Living With a Rare Disease

Rare Disease Day is a globally recognized day that highlights those that live with rare diseases.  The goal of the day is to work towards equity in social opportunity, healthcare, and access diagnosis and treatment.  While most of us think that having a rare disease is in fact rare, there are many people in our own community who live every day with a rare disease.

Hearts for Healthcare wanted to shine some light on one local family living with the realities of a rare disease.  We want to introduce you to the amazing Ava and her family – The Thiessen’s.  Here is their story:

February 28 is Rare Disease Day, and I, Jolene, am Mom to the sweetest four year old, Ava,  who  is one of approximately 50 documented cases world wide of people with a SPTAN1 gene mutation.

The pregnancy with Ava, was normal and uneventful, but that’s where the “normal” part of Ava’s story ends. At birth she had low APGAR scores, she didn’t cry, and she hardly moved- they gave her to me, and assured me that she was, in fact, alive and well. At home we noticed some difficulties. She made so much noise when she was breathing, and eating- she made this high pitch squeak almost all the time (which was diagnosed as silent reflux). Besides breathing, she hardly made a sound. And her eyes, they shook- side to side really fast, or rolled up in her head. “Something” wasn’t right.

It wasn’t until her well child check up a couple weeks after her birth that my concerns about things being different were validated. Dr. Stander, from the Lakeland Medical Clinic, took one look at her and had her booked in to see a pediatrician via Tele-health that day. The doctor didn’t notice anything as “off” in the video call but asked to see us in person a few days later.

We then traveled to Edmonton where a pediatrician saw her, and from there it was a whirl wind of appointments and tests. She had basic genetic testing done, a MRI, an EEG, and a saw an ophthalmologist. Most tests came back normal, including the genetic testing, but we were told at that point in her life (I think she may have been a month and a half old) she was visually impaired.

As days and weeks went on, more disciplines were added to Ava’s team. She received Early Intervention programming through the Health Unit, Physio and Occupational therapy through the hospital. We had big hopes for her to catch up, but that just didn’t happen. By eight months, Ava was still very much a newborn- and almost the size of one. She weighed 11 pounds at that point. She couldn’t eat solids, would choke if a bottle was offered and even struggled with holding her head up, even her trying to move her own limbs was a struggle. Because she was so small, and was having trouble eating we met with her pediatrician and had her admitted to the Stollery Children’s Hospital for failure to thrive.

At the Stollery Ava was given a feeding tube and finally started to gain weight.

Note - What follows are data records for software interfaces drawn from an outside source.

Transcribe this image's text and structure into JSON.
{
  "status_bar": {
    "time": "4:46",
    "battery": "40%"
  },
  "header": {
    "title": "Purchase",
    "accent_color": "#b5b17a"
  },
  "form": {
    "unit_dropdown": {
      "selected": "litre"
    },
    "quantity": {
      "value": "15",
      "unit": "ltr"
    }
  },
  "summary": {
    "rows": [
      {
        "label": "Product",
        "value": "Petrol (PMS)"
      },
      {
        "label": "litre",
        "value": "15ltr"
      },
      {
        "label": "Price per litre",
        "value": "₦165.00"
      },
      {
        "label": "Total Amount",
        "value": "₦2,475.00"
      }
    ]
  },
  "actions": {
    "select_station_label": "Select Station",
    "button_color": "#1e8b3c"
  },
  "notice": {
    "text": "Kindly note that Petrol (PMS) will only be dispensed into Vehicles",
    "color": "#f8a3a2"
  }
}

During her week long stay she was also visited by the genetics team, who arranged for Ava to get a Whole Exome Sequencing test done. It was from this test, and about eight months later (she was 14 months at the time) we learned the name of her condition- a SPTAN1 gene mutation.

Although her condition has a name, there isn’t much research that has been done on the disease, and each case seems to present differently. Our Ava is one of the more severe cases. At four, she struggles with head control, is extremely floppy (hypotonic), has severe global delay, only takes nourishment through a feeding tube. She has seizures, cortical visual impairment and is nonverbal. She needs 24-hour care and is rarely out of arms reach of someone at any given time. She is very much a forever baby.

Without much research on the disorder, no one can give us any information on it. We don’t know what the future holds, so we are doing our best to make her time with us feel comfortable, happy, and loved.

One thing I have learned over the past four years, is we are probably not going to be able to “fix” her or to “save” her. This is Ava. She is how she is. What we can do is love her and provide the care she needs. The journey through the rare world has been exhausting, challenging, and lonely. Yet it has been extremely rewarding. I have learned and continue to learn so much from Ava every single day. And we are so thankful for the community we live in and the love and support that is shown to our girl and family every single day.

If you want to learn more about Rare Disease Day visit